What is Wildlife Rehabilitation?

Wildlife rehabilitation is the profession of providing temporary care for injured, sick and orphaned wild animals with the goal of giving them a second chance back into the wild. Animals that are released  must have the ability to recognize and find appropriate foods, socialize with members of their own species, exhibit normal behaviors such as fear of humans and predator avoidance and their injury must be totally healed. 

In the United States it is illegal to practice wildlife rehabilitation without the proper state and/or federal permits. Every state has different permit requirements. Check with your state fish and wildlife agency to learn more about your state's requirements . In addition, anyone wishing to rehabilitate migratory birds protected by federal laws must obtain a U.S. Fish and Wildlife Service Rehabilitation Permit.

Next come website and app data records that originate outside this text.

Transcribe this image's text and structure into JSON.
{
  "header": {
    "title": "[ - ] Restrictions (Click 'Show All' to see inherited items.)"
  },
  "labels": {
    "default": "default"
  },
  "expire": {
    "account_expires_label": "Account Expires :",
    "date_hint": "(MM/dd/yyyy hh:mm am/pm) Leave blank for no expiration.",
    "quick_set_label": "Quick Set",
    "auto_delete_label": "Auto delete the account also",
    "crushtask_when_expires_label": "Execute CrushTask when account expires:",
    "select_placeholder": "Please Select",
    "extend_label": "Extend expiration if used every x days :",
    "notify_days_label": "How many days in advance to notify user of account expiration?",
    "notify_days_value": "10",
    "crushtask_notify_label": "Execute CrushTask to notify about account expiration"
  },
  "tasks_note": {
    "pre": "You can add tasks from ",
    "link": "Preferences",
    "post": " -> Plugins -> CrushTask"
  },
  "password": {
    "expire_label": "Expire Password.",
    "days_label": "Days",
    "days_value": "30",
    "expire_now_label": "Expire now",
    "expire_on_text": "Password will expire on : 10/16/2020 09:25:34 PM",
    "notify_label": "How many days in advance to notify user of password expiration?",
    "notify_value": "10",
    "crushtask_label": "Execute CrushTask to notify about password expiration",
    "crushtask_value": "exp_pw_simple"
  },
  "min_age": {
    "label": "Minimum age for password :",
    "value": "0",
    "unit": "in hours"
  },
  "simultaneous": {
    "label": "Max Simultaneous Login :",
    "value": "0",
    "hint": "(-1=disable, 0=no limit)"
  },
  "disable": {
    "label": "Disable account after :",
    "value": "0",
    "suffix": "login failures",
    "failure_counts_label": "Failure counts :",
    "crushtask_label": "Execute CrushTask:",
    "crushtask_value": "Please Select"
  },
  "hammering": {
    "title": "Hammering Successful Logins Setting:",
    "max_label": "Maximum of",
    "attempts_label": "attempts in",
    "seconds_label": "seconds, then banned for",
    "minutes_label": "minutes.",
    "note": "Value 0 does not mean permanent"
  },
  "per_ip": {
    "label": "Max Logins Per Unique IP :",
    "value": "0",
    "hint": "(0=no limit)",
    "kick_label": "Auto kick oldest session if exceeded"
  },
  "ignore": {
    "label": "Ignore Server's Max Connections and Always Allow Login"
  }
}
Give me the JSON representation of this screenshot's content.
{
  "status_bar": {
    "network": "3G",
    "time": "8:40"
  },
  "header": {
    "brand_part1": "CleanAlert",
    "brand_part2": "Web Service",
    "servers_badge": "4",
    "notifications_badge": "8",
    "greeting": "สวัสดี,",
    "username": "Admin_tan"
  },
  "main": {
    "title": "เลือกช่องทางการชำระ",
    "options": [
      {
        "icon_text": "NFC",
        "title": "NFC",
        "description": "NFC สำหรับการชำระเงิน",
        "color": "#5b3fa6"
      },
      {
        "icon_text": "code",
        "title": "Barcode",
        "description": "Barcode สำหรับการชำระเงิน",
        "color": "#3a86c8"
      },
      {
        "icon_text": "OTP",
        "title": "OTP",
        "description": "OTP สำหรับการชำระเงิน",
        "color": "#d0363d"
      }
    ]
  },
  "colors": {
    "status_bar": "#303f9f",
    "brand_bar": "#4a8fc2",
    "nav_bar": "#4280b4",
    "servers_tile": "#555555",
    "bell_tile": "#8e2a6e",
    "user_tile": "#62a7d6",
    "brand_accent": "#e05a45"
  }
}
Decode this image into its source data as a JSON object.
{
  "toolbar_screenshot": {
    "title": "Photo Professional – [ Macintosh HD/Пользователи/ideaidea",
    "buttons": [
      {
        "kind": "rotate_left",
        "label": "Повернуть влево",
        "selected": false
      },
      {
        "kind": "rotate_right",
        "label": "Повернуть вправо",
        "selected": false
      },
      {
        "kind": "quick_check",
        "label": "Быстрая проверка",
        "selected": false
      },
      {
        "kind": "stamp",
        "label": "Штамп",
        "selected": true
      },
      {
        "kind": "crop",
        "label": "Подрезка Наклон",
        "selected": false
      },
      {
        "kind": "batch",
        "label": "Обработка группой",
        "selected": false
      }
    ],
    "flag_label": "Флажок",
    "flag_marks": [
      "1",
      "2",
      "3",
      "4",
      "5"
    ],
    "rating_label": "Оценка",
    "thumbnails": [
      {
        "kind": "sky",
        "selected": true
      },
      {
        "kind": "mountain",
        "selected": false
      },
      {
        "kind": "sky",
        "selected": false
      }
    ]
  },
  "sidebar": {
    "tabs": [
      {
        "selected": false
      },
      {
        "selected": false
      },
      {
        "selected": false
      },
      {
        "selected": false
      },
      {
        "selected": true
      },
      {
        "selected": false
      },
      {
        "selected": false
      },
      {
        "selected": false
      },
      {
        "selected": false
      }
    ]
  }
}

Wild animals are very different from domestic animals. Rehabilitators need extensive knowledge about the species in their care, including natural history, nutritional requirements, behavioral issues, and caging considerations.

Wildlife rehabilitation is extremely demanding and stressful. The reward is to give an animal a second chance and see it released back to the wild. 

It is strongly recommended that you volunteer or intern at a rehabilitation facility near you to learn more about wildlife rehabilitation and see if wildlife rehabilitation is a good fit for you.

Why is Wildlife Rehabilitation Needed?

As cities expand and humans move into wildlife habitat the contact between humans and wildlife grows. As wild animals adapt to urban living they have many conflicts with their human neighbors and the wild animal is usually on the losing end. Wildlife rehabilitation gives these wild animals a second chance at life.

In an increasingly urban world, people are less likely to have knowledge of and experience with wild animals. A major role of a wildlife rehabilitator is to help people co-exist with their wild neighbors.

Working with wildlife requires specialized knowledge, skill, and facilities. Potential dangers exist for the public, domestic animals, and wildlife when untrained people attempt to provide care for wildlife. Wildlife rehabilitators are trained to provide specialized care for the animal’s return to health and successful release back to the wild. They also hold the permits to allow them to legally possess wild animals for rehabilitation and release.